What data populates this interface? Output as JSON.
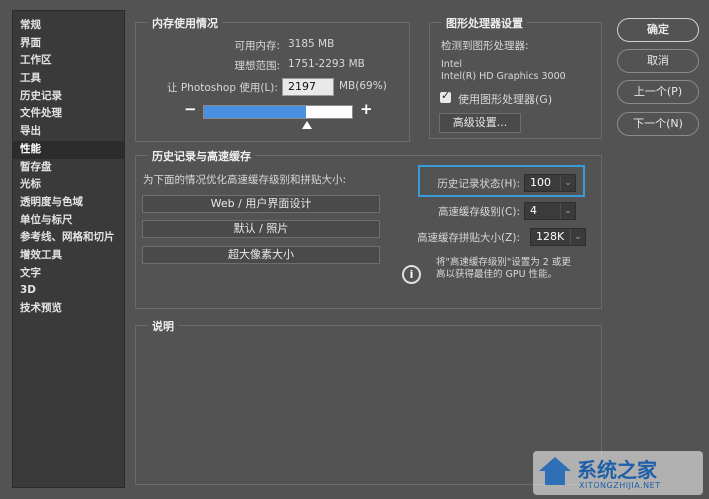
{
  "sidebar": {
    "items": [
      "常规",
      "界面",
      "工作区",
      "工具",
      "历史记录",
      "文件处理",
      "导出",
      "性能",
      "暂存盘",
      "光标",
      "透明度与色域",
      "单位与标尺",
      "参考线、网格和切片",
      "增效工具",
      "文字",
      "3D",
      "技术预览"
    ],
    "active_index": 7
  },
  "memory": {
    "title": "内存使用情况",
    "available_label": "可用内存:",
    "available_value": "3185 MB",
    "ideal_label": "理想范围:",
    "ideal_value": "1751-2293 MB",
    "let_label": "让 Photoshop 使用(L):",
    "let_value": "2197",
    "unit_percent": "MB(69%)",
    "minus": "−",
    "plus": "+",
    "slider_fraction": 0.69
  },
  "gpu": {
    "title": "图形处理器设置",
    "detected_label": "检测到图形处理器:",
    "vendor": "Intel",
    "model": "Intel(R) HD Graphics 3000",
    "use_gpu_label": "使用图形处理器(G)",
    "use_gpu_checked": true,
    "advanced_button": "高级设置..."
  },
  "history_cache": {
    "title": "历史记录与高速缓存",
    "optimize_label": "为下面的情况优化高速缓存级别和拼贴大小:",
    "preset_buttons": [
      "Web / 用户界面设计",
      "默认 / 照片",
      "超大像素大小"
    ],
    "history_states_label": "历史记录状态(H):",
    "history_states_value": "100",
    "cache_levels_label": "高速缓存级别(C):",
    "cache_levels_value": "4",
    "tile_size_label": "高速缓存拼贴大小(Z):",
    "tile_size_value": "128K",
    "info_icon": "i",
    "info_line1": "将\"高速缓存级别\"设置为 2 或更",
    "info_line2": "高以获得最佳的 GPU 性能。"
  },
  "description": {
    "title": "说明"
  },
  "actions": {
    "ok": "确定",
    "cancel": "取消",
    "prev": "上一个(P)",
    "next": "下一个(N)"
  },
  "watermark": {
    "name": "系统之家",
    "url": "XITONGZHIJIA.NET"
  },
  "colors": {
    "background": "#535353",
    "slider_fill": "#4a90e2",
    "highlight_border": "#3a9bd9"
  }
}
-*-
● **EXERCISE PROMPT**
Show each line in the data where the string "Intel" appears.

● **YOUR SOLUTION**
    "vendor": "Intel",
    "model": "Intel(R) HD Graphics 3000",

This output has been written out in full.